[Dataset rows describing interfaces]
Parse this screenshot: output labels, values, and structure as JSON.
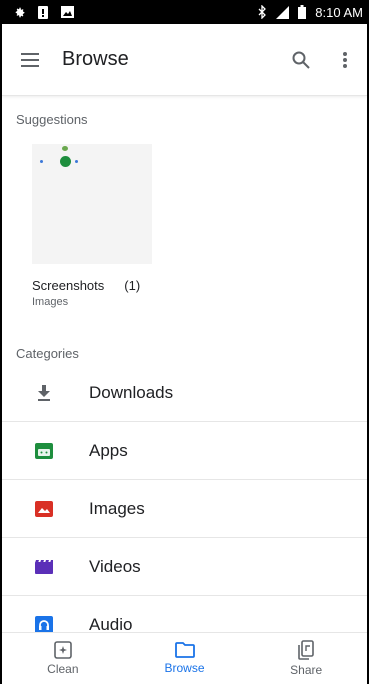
{
  "status_bar": {
    "time": "8:10 AM",
    "icons": [
      "settings-icon",
      "notification-icon",
      "gallery-icon",
      "bluetooth-icon",
      "signal-icon",
      "battery-icon"
    ]
  },
  "app_bar": {
    "title": "Browse",
    "icons": [
      "menu-icon",
      "search-icon",
      "more-vert-icon"
    ]
  },
  "suggestions": {
    "label": "Suggestions",
    "items": [
      {
        "title": "Screenshots",
        "count": "(1)",
        "subtitle": "Images"
      }
    ]
  },
  "categories": {
    "label": "Categories",
    "items": [
      {
        "label": "Downloads",
        "icon": "download-icon",
        "color": "#5f6368"
      },
      {
        "label": "Apps",
        "icon": "android-app-icon",
        "color": "#1e8e3e"
      },
      {
        "label": "Images",
        "icon": "image-icon",
        "color": "#d93025"
      },
      {
        "label": "Videos",
        "icon": "video-icon",
        "color": "#5b2fb8"
      },
      {
        "label": "Audio",
        "icon": "audio-icon",
        "color": "#1a73e8"
      }
    ]
  },
  "bottom_nav": {
    "items": [
      {
        "label": "Clean",
        "icon": "clean-icon",
        "active": false
      },
      {
        "label": "Browse",
        "icon": "folder-icon",
        "active": true
      },
      {
        "label": "Share",
        "icon": "share-icon",
        "active": false
      }
    ]
  },
  "colors": {
    "accent": "#1a73e8",
    "text": "#202124",
    "secondary": "#5f6368",
    "divider": "#e6e6e6"
  }
}
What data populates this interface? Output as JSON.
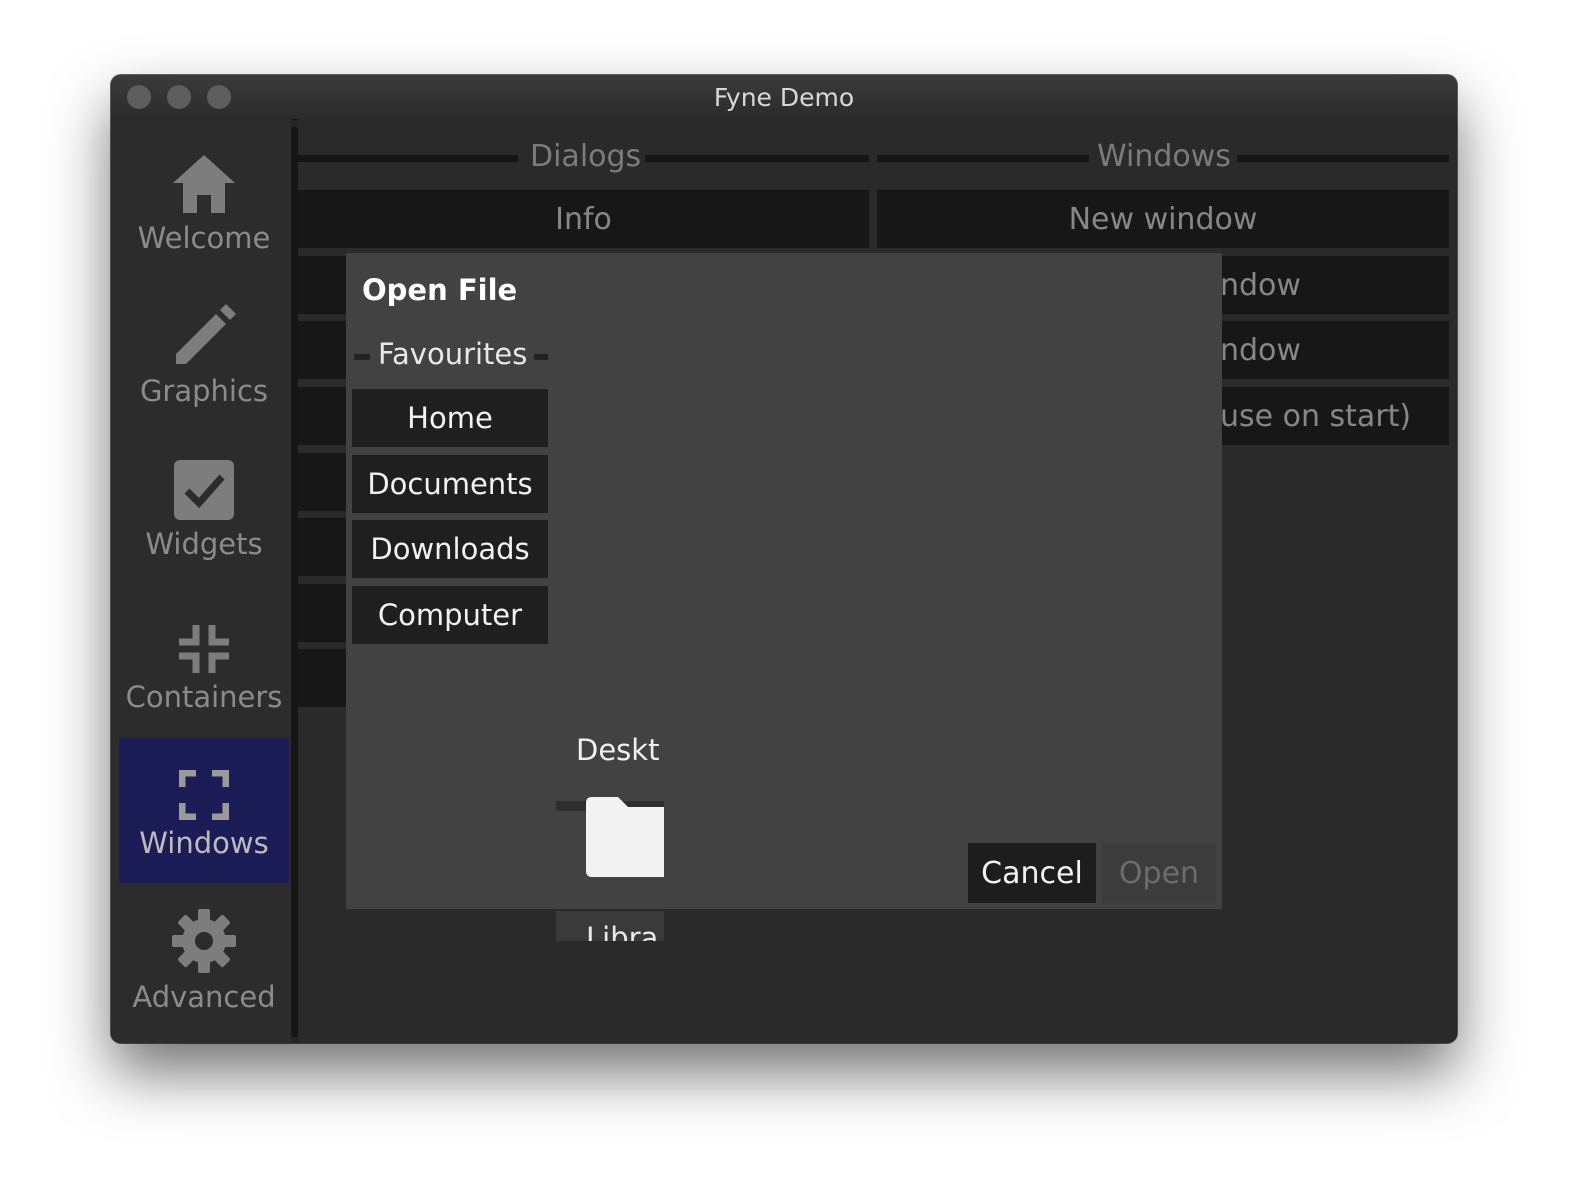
{
  "window": {
    "title": "Fyne Demo"
  },
  "sidebar": {
    "items": [
      {
        "label": "Welcome",
        "icon": "home-icon"
      },
      {
        "label": "Graphics",
        "icon": "pencil-icon"
      },
      {
        "label": "Widgets",
        "icon": "checkbox-icon"
      },
      {
        "label": "Containers",
        "icon": "collapse-icon"
      },
      {
        "label": "Windows",
        "icon": "fullscreen-icon",
        "selected": true
      },
      {
        "label": "Advanced",
        "icon": "gear-icon"
      }
    ]
  },
  "main": {
    "dialogs_header": "Dialogs",
    "windows_header": "Windows",
    "info_button": "Info",
    "new_window_button": "New window",
    "partial_button_1": "ndow",
    "partial_button_2": "ndow",
    "partial_button_3": "use on start)"
  },
  "dialog": {
    "title": "Open File",
    "favourites_header": "Favourites",
    "favourites": [
      "Home",
      "Documents",
      "Downloads",
      "Computer"
    ],
    "files": [
      {
        "name": "Deskt",
        "icon": "folder-icon"
      },
      {
        "name": "Libra",
        "icon": "folder-icon"
      }
    ],
    "cancel_label": "Cancel",
    "open_label": "Open"
  },
  "colors": {
    "selected_nav": "#1c1c57",
    "dialog_bg": "#424242",
    "button_bg": "#1f1f1f"
  }
}
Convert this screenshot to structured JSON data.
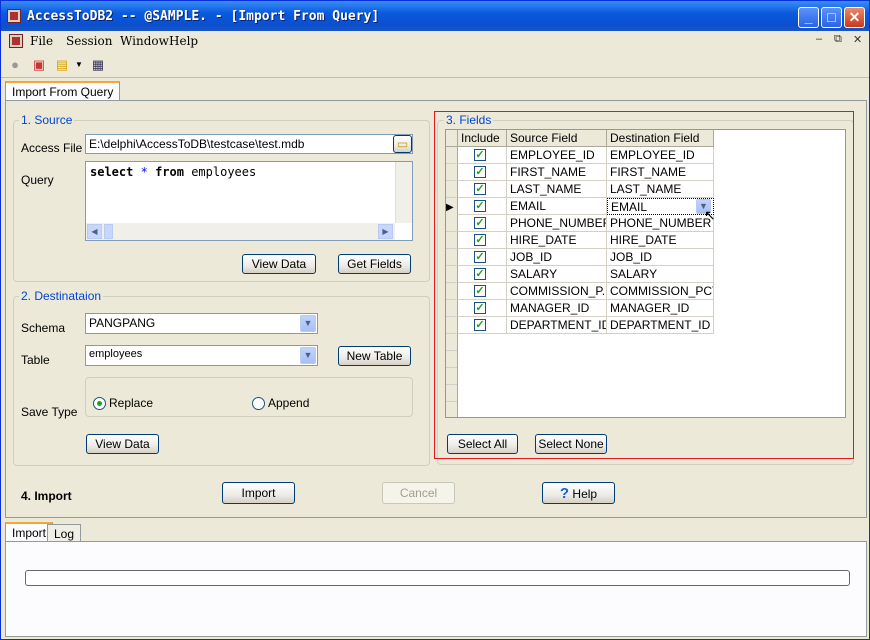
{
  "window": {
    "title": "AccessToDB2 -- @SAMPLE. - [Import From Query]"
  },
  "menu": {
    "items": [
      "File",
      "Session",
      "Window",
      "Help"
    ]
  },
  "tabs": {
    "main": "Import From Query",
    "bottom": [
      "Import",
      "Log"
    ]
  },
  "source": {
    "legend": "1. Source",
    "access_file_label": "Access File",
    "access_file_value": "E:\\delphi\\AccessToDB\\testcase\\test.mdb",
    "query_label": "Query",
    "query_value": [
      "select",
      "*",
      "from",
      "employees"
    ],
    "view_data": "View Data",
    "get_fields": "Get Fields"
  },
  "destination": {
    "legend": "2. Destinataion",
    "schema_label": "Schema",
    "schema_value": "PANGPANG",
    "table_label": "Table",
    "table_value": "employees",
    "new_table": "New Table",
    "save_type_label": "Save Type",
    "replace": "Replace",
    "append": "Append",
    "save_type_selected": "Replace",
    "view_data": "View Data"
  },
  "fields": {
    "legend": "3. Fields",
    "columns": [
      "Include",
      "Source Field",
      "Destination Field"
    ],
    "rows": [
      {
        "include": true,
        "source": "EMPLOYEE_ID",
        "dest": "EMPLOYEE_ID"
      },
      {
        "include": true,
        "source": "FIRST_NAME",
        "dest": "FIRST_NAME"
      },
      {
        "include": true,
        "source": "LAST_NAME",
        "dest": "LAST_NAME"
      },
      {
        "include": true,
        "source": "EMAIL",
        "dest": "EMAIL"
      },
      {
        "include": true,
        "source": "PHONE_NUMBER",
        "dest": "PHONE_NUMBER"
      },
      {
        "include": true,
        "source": "HIRE_DATE",
        "dest": "HIRE_DATE"
      },
      {
        "include": true,
        "source": "JOB_ID",
        "dest": "JOB_ID"
      },
      {
        "include": true,
        "source": "SALARY",
        "dest": "SALARY"
      },
      {
        "include": true,
        "source": "COMMISSION_P...",
        "dest": "COMMISSION_PCT"
      },
      {
        "include": true,
        "source": "MANAGER_ID",
        "dest": "MANAGER_ID"
      },
      {
        "include": true,
        "source": "DEPARTMENT_ID",
        "dest": "DEPARTMENT_ID"
      }
    ],
    "select_all": "Select All",
    "select_none": "Select None"
  },
  "actions": {
    "section_label": "4. Import",
    "import": "Import",
    "cancel": "Cancel",
    "help": "Help"
  },
  "progress": {
    "value": 0
  },
  "colors": {
    "title_blue": "#0a5bde",
    "highlight_red": "#e0191f",
    "check_green": "#21a121",
    "legend_blue": "#0046d5"
  }
}
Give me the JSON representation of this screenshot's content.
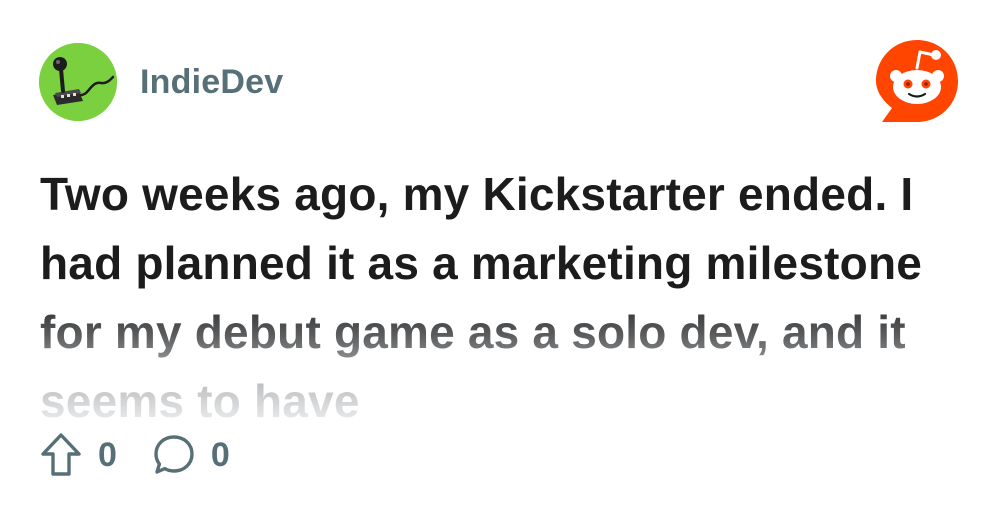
{
  "post": {
    "author": "IndieDev",
    "title": "Two weeks ago, my Kickstarter ended. I had planned it as a marketing milestone for my debut game as a solo dev, and it seems to have",
    "upvotes": "0",
    "comments": "0"
  },
  "icons": {
    "avatar": "joystick-avatar-icon",
    "brand": "reddit-logo-icon",
    "upvote": "upvote-arrow-icon",
    "comment": "comment-bubble-icon"
  },
  "colors": {
    "avatar_bg": "#7ad03f",
    "brand": "#ff4500",
    "meta_text": "#576f76",
    "title_text": "#1c1c1d"
  }
}
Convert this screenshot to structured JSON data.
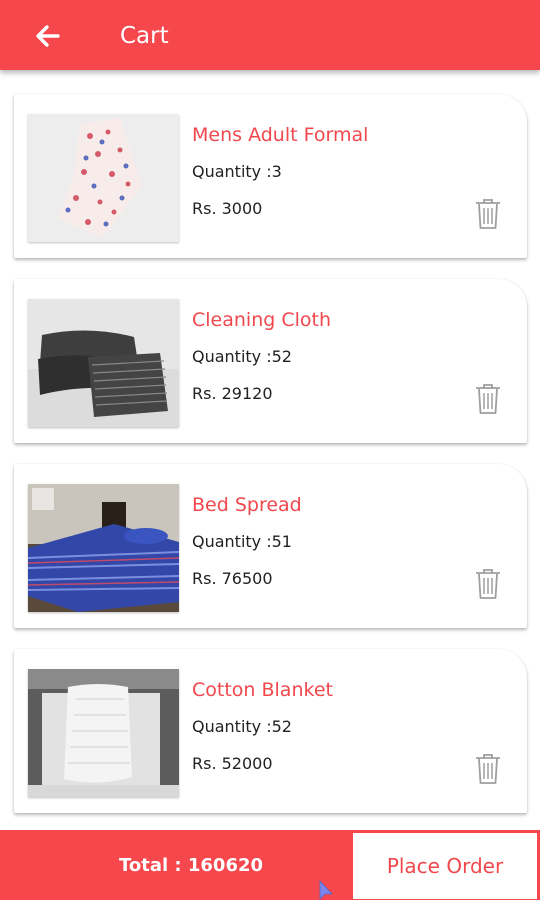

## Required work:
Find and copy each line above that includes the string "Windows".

## Result:
        "label": "Windows",
    "windows_header": "Windows",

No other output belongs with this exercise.